EXERCISE DESCRIPTION. Take the data below and filter it for lines containing the word "moon"; show each line found.

[Stored data entries]
§

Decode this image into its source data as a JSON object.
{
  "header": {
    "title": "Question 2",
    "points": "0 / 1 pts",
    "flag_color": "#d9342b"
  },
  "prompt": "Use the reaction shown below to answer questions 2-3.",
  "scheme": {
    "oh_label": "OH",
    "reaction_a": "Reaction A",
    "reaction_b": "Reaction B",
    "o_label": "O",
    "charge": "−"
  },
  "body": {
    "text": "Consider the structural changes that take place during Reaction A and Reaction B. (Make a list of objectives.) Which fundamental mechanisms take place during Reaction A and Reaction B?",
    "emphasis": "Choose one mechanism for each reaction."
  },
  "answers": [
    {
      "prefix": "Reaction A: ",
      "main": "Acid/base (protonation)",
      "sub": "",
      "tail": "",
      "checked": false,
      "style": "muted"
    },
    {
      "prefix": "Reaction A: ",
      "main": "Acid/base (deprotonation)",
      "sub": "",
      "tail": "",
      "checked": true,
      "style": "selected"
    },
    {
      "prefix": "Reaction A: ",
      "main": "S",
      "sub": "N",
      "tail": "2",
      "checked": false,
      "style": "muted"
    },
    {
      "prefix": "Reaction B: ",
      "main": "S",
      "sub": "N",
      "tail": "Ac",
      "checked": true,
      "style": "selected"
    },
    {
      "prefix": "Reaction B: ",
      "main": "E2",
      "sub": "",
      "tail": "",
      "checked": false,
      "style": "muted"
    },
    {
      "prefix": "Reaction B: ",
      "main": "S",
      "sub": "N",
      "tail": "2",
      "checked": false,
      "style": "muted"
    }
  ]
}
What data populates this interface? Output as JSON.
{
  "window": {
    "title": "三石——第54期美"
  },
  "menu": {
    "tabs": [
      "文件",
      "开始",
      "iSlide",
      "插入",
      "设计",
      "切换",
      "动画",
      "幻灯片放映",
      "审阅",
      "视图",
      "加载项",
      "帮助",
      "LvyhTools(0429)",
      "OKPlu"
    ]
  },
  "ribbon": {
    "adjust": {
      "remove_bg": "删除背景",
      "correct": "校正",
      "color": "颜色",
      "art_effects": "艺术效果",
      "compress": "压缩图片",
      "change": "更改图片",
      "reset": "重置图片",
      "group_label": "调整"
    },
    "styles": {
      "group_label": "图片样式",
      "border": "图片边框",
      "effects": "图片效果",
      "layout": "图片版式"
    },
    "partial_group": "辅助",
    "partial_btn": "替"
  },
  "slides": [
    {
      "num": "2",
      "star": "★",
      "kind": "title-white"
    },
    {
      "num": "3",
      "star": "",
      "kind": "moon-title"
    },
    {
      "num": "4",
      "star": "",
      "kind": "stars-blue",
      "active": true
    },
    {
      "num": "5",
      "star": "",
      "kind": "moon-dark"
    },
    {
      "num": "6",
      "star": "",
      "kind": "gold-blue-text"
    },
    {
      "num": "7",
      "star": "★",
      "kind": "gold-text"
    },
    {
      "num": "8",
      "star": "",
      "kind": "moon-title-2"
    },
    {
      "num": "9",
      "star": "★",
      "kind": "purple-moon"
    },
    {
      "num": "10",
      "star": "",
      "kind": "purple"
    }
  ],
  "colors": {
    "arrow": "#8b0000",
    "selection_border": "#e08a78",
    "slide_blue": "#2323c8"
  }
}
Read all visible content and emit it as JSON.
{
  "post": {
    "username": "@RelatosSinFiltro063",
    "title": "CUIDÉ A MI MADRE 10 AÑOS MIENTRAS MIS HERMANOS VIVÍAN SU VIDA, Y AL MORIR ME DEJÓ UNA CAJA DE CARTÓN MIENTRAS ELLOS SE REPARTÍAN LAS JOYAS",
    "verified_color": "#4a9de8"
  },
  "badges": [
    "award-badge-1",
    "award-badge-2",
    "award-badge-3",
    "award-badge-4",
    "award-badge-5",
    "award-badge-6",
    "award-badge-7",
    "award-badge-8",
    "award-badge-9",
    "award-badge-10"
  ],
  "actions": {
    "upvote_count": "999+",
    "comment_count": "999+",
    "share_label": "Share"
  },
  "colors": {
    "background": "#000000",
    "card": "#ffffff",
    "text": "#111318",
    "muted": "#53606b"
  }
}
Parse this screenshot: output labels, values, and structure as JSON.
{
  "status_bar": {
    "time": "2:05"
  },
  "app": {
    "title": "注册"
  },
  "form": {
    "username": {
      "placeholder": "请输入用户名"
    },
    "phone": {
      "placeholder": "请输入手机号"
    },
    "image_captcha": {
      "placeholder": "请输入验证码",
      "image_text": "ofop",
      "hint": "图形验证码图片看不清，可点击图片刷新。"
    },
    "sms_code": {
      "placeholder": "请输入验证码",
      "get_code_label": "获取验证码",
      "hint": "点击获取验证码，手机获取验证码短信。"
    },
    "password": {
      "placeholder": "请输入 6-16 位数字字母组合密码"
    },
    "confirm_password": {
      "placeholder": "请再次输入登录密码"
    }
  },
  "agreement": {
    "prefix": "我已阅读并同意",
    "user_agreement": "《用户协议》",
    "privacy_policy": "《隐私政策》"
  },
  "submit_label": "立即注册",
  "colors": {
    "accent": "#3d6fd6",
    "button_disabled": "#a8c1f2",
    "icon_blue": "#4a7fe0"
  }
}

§

EXERCISE SOLUTION.
      "kind": "moon-title"
      "kind": "moon-dark"
      "kind": "moon-title-2"
      "kind": "purple-moon"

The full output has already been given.